Statistics Seminar: STA 290
Tuesday, December 4th, 2012 at 4.10pm, MSB 1147 (Colloquium Room)
Refreshments 3:30pm, prior to seminar in MSB 4110 (Statistics Lounge)
Speaker: Bruce Rannala Genome Center, UC Davis
Title: "Statistical analysis of pooled samples for whole-genome case-control associations: A study of lung cancer in Thailand using 660,000 single-nucleotide polymorphisms"

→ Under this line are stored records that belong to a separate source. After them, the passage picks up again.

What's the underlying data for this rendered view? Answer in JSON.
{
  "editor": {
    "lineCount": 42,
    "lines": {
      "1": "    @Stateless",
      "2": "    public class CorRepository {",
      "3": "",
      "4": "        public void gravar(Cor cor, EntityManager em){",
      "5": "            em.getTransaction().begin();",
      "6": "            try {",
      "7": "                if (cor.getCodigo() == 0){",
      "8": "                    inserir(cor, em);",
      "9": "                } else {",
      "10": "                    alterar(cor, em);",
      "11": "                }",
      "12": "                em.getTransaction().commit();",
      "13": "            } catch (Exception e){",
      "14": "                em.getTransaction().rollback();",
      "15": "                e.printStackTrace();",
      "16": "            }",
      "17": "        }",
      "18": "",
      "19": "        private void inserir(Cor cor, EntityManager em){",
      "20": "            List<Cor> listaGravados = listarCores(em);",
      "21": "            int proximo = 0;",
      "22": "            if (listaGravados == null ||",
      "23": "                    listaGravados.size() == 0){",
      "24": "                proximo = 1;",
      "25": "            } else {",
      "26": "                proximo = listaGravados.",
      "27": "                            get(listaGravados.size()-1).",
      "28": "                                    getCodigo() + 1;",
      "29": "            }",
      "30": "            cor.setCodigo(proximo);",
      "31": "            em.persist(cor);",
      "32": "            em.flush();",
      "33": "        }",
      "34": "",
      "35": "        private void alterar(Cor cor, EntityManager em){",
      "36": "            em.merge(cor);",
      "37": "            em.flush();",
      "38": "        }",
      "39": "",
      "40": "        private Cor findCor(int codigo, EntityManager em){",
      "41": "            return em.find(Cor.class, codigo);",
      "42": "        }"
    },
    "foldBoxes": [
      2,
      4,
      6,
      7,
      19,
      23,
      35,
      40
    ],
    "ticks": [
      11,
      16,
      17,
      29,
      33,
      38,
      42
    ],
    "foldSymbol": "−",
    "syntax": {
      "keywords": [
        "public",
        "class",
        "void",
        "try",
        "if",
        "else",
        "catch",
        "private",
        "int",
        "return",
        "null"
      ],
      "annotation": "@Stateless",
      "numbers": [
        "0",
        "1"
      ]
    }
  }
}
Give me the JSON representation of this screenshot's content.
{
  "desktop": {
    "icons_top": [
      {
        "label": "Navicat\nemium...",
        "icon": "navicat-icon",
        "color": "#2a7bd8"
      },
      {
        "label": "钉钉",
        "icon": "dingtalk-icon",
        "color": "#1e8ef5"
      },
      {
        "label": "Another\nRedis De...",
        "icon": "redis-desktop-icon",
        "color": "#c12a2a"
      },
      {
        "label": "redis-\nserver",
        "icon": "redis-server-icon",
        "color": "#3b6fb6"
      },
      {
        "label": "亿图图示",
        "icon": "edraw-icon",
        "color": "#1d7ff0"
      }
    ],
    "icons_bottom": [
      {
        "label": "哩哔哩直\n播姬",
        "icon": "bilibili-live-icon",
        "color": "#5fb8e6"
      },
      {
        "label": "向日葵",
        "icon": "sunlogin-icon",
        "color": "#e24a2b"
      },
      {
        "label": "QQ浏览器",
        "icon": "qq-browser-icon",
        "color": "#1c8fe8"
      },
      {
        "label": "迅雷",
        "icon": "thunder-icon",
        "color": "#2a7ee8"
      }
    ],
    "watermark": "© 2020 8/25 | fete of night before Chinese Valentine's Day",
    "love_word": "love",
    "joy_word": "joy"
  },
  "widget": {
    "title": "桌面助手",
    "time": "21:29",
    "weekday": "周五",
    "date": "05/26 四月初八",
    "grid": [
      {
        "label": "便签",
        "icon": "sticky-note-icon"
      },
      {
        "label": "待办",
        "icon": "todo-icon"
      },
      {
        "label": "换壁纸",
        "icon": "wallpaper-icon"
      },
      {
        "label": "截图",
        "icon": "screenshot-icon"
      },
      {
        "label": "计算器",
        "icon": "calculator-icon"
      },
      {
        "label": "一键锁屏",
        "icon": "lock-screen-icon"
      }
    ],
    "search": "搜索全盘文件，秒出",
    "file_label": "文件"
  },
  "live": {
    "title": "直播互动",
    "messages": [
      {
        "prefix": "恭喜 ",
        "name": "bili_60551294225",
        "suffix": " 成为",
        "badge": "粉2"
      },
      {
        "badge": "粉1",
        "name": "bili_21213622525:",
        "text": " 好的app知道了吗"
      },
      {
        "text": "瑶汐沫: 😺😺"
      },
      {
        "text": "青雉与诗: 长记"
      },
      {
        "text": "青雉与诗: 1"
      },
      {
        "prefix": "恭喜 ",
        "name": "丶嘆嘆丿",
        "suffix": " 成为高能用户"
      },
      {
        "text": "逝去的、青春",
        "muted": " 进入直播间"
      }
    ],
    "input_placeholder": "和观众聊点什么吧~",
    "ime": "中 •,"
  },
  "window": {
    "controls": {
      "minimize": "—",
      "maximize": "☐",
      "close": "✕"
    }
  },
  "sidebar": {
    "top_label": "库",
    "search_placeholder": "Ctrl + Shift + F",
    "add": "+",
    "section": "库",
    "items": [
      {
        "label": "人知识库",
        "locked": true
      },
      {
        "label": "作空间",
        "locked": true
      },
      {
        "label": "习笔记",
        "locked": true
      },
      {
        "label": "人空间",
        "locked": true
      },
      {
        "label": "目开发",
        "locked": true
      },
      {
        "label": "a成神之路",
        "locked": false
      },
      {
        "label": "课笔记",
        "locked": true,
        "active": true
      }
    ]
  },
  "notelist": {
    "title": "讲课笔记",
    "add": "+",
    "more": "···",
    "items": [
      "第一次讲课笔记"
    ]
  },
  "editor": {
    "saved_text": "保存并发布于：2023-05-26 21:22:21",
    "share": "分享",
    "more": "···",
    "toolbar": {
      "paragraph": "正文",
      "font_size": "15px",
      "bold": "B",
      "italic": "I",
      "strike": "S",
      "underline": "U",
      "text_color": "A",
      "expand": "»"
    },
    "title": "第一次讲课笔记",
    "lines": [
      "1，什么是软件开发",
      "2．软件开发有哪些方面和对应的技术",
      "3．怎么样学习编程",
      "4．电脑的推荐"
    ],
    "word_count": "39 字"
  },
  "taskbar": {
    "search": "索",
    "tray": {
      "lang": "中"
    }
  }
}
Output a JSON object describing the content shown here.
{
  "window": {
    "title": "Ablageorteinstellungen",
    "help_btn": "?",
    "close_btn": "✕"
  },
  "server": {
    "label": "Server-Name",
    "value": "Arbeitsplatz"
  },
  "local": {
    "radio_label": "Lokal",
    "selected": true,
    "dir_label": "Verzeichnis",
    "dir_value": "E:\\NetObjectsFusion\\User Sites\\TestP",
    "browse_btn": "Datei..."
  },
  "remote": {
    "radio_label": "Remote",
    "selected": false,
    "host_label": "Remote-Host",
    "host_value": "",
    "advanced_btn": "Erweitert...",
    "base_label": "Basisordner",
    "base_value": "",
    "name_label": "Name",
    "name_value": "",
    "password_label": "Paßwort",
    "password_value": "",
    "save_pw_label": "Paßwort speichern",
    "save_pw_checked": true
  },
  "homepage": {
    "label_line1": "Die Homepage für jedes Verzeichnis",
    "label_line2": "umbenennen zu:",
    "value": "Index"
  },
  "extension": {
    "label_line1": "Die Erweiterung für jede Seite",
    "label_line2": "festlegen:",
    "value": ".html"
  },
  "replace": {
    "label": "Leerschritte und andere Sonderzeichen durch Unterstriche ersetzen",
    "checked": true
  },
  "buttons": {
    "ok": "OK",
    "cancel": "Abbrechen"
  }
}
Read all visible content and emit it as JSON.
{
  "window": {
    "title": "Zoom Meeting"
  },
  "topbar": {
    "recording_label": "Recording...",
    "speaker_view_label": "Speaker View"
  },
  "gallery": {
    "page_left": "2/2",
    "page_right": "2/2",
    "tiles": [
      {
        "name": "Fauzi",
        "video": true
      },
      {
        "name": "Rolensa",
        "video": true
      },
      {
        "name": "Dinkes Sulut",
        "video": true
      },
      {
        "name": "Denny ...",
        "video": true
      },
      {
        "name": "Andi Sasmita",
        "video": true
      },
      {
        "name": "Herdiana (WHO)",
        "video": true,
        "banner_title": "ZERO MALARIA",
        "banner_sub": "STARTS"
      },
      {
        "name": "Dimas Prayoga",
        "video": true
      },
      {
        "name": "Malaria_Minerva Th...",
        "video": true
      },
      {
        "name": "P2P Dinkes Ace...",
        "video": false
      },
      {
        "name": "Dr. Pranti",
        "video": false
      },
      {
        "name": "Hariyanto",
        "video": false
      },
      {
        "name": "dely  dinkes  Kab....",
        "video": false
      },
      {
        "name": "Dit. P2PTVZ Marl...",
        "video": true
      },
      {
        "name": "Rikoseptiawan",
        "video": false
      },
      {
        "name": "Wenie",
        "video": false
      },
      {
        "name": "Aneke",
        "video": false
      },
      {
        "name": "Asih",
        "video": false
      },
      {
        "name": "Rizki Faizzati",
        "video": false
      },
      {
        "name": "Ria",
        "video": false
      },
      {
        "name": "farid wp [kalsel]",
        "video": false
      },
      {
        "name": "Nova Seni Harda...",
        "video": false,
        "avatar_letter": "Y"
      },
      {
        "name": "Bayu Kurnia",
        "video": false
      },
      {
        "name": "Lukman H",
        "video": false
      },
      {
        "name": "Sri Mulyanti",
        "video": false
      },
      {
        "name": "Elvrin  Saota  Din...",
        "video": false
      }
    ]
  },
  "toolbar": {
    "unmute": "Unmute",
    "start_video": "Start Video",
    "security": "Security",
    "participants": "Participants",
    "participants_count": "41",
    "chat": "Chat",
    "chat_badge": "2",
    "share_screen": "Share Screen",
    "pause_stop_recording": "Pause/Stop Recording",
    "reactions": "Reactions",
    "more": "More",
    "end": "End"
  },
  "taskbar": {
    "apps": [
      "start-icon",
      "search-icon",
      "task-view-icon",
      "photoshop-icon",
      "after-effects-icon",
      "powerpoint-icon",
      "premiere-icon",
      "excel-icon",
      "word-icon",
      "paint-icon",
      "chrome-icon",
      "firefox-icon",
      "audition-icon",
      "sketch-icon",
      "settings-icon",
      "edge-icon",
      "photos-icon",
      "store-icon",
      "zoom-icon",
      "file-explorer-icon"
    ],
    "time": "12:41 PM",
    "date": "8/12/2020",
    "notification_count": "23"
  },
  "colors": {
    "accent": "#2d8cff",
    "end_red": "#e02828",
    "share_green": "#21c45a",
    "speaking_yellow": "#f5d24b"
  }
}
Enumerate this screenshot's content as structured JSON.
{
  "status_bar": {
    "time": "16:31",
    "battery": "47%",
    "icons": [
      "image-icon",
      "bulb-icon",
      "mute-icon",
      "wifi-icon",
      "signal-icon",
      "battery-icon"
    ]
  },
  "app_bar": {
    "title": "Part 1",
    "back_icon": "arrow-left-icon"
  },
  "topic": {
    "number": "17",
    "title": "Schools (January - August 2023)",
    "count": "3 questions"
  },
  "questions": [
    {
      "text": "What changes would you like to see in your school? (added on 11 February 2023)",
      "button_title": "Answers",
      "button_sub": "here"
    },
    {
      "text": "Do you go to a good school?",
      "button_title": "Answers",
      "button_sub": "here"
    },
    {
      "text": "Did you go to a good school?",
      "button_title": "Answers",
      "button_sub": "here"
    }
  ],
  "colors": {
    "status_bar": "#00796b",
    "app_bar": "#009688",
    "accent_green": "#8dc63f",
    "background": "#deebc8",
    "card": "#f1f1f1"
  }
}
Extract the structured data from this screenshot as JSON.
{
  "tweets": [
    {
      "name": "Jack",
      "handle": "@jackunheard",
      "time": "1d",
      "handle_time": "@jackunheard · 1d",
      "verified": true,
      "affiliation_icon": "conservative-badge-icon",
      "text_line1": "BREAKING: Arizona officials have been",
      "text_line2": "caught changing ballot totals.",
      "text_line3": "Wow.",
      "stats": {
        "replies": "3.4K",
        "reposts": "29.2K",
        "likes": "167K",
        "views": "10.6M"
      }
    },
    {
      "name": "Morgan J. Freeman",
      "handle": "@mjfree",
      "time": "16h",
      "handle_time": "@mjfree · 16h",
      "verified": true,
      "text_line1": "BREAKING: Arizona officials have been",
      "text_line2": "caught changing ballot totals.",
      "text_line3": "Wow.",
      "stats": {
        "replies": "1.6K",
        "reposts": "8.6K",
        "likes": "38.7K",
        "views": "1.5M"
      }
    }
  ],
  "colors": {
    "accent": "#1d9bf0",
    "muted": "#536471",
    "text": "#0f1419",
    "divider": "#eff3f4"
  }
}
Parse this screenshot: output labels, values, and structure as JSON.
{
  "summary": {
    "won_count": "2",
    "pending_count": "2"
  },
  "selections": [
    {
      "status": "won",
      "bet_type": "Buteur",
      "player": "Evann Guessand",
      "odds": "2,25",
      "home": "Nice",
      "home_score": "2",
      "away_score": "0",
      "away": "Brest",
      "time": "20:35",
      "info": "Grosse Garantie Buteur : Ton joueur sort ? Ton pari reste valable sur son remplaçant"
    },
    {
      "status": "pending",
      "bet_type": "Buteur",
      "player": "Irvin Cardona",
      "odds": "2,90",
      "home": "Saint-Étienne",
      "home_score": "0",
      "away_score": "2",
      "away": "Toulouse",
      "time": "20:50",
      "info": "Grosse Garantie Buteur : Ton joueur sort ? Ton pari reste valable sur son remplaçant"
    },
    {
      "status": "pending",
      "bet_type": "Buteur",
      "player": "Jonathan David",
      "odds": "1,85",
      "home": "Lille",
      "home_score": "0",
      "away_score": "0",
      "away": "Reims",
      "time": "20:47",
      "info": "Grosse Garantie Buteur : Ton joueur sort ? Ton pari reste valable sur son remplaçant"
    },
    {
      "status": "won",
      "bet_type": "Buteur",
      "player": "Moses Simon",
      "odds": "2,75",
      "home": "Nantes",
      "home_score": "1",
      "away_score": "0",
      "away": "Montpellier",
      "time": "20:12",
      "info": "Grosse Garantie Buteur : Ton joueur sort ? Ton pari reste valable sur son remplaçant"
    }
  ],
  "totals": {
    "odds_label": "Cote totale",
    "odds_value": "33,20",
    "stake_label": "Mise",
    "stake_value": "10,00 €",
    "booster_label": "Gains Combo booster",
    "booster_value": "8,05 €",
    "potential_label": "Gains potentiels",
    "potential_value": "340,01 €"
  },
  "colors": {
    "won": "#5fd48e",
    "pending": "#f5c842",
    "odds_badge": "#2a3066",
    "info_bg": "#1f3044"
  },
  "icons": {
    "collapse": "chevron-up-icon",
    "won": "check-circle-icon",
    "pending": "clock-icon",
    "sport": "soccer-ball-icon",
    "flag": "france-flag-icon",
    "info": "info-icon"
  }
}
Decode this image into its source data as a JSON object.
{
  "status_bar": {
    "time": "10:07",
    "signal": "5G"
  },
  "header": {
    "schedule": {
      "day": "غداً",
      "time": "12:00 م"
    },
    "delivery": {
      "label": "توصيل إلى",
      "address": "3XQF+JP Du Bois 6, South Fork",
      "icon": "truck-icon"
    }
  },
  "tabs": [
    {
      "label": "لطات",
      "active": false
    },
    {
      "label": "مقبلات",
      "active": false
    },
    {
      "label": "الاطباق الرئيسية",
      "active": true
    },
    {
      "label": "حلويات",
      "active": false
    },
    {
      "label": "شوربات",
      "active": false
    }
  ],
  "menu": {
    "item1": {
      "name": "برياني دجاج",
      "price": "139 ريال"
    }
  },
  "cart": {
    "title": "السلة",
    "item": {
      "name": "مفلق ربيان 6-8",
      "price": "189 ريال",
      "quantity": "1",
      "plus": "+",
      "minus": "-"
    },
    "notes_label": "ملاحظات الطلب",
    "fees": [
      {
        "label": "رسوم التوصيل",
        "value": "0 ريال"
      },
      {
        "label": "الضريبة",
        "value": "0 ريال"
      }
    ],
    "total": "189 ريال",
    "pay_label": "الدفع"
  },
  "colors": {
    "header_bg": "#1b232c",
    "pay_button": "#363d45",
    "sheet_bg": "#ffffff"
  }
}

Abstract: Genome-wide association studies (GWASs) have been extensively applied in case-control studies aimed at identifying single nucleotide polymorphisms (SNPs) in the human genome that are linked to complex diseases including cancer. However, the newest chip-based assays that interrogate hundreds of thousands of SNPs and examine individual genotypes remain expensive with large-scale studies costing upwards of a million dollars and most GWAS studies are therefore being conducted in developed countries. GWAS studies of populations in the developing world may help to identify new variants associated with disease because many developing countries have unique population genetic compositions and environmental exposures that differ from developed countries. A promising strategy that allows geneticists to carry out cost-effective GWAS studies in developing countries is the pooled GWAS in which DNA samples from cases and controls are separately pooled and genotyped on single chips. Results are presented from a pooled GWAS aimed at identifying SNPs influencing lung cancer susceptibility in the population of Northern Thailand (which has a high incidence of lung cancer relative to other regions). Our study used the Illumina Infinium Human660W Quad BeadChip which queries approximately 550,000 SNPs identified by the Human HapMap project. I will describe some of the statistics used for comparing SNP allele frequencies in cases versus controls as well as methods for eliminating chip- or pooling-based artifacts. About a dozen "SNPs of interest" were identified that appeared to differ in frequency between cases and controls with p-values ranging from 10^(-3) to 10^(-8). Several of the identified SNPs have been previously associated with cancers or are linked to genes with a known role in cancer. The total cost of this study was orders of magnitude less than an individual genotype-based study would have cost (roughly $10,000 USD for the genomic component versus a projected individual genotype study cost of about $350,000 USD).